Oduwole pointed out that there are currently vaccines available for 25 vaccine-preventable diseases, of which 13 are routinely administered in South Africa in accordance with the Expanded Programme on Immunisation. Vaccination progress in many countries have stalled or regressed in recent years due to a number of reasons. These include issues to do with resource constraints such as missed opportunities for vaccination; vaccine stock-outs and programme and infrastructural challenges; and issues to do with personal choice and vaccine hesitancy.
“The Western Cape is among the best provinces in the country in achieving vaccination coverage but is still below the national target of 92% coverage," Oduwole said.
“Recent outbreaks of vaccine-preventable diseases like measles in the Western Cape show that there is definitely some change afoot and some of this is undoubtedly due to increased hesitancy," she added.
“The full extent of the role of vaccine hesitancy in this is not known but needs to be studied within the specific context in order to develop successful interventions," she said.
Vaccine hesitancy can be viewed on a continuum, from accepting all vaccines, to only accepting some, to refusing all.
The study incorporates a scoping review which will look at currently available tools to measure vaccine hesitancy; a data-collection phase incorporating interviews with health service providers which will include both those doing infant vaccination as well as travel clinics that vaccinate adults; and an exercise to validate an existing tool.
The aim of the study is to contribute to the body of knowledge on vaccine hesitancy, to provide a deeper understanding of the problem within the Western Cape, and to propose contextualised solutions where possible.

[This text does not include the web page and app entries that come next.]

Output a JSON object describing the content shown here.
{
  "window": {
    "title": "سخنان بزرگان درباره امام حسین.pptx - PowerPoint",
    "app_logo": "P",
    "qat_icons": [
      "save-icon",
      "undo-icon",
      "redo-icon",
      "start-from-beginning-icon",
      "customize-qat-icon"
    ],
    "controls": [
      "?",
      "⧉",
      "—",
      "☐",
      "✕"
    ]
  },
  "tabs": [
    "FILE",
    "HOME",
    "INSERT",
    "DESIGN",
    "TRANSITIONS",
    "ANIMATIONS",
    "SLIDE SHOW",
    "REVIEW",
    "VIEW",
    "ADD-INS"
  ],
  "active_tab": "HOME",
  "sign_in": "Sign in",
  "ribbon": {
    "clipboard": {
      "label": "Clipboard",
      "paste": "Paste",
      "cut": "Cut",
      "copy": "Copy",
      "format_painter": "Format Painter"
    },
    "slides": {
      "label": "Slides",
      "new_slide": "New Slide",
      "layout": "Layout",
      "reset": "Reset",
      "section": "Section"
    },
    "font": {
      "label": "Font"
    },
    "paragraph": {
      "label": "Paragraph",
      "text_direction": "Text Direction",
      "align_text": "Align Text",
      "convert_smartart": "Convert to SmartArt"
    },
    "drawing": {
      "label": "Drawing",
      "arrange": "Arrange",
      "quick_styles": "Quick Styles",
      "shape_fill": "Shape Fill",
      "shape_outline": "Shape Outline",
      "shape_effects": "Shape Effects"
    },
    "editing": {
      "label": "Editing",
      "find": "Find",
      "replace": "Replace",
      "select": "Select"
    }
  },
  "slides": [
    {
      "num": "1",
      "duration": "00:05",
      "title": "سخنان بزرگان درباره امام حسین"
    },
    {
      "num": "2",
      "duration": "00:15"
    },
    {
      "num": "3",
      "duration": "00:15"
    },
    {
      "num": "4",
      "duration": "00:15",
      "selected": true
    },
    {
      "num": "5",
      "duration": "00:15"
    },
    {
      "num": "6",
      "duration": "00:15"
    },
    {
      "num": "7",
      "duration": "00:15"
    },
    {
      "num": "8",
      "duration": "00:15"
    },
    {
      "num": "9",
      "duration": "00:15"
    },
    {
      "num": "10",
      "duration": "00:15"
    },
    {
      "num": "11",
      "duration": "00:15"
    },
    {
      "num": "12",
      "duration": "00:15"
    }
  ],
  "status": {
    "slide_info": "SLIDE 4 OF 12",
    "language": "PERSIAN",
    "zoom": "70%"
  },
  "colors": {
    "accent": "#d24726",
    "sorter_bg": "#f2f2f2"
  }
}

Oduwole also highlighted the unique situation where South Africa, as a resource-constrained setting, has both practical access-based issues when it comes to vaccination as well as issues related to decision making often associated with higher-income countries. She also referred to the important role and widespread influence of anti-vaccination groups on social media.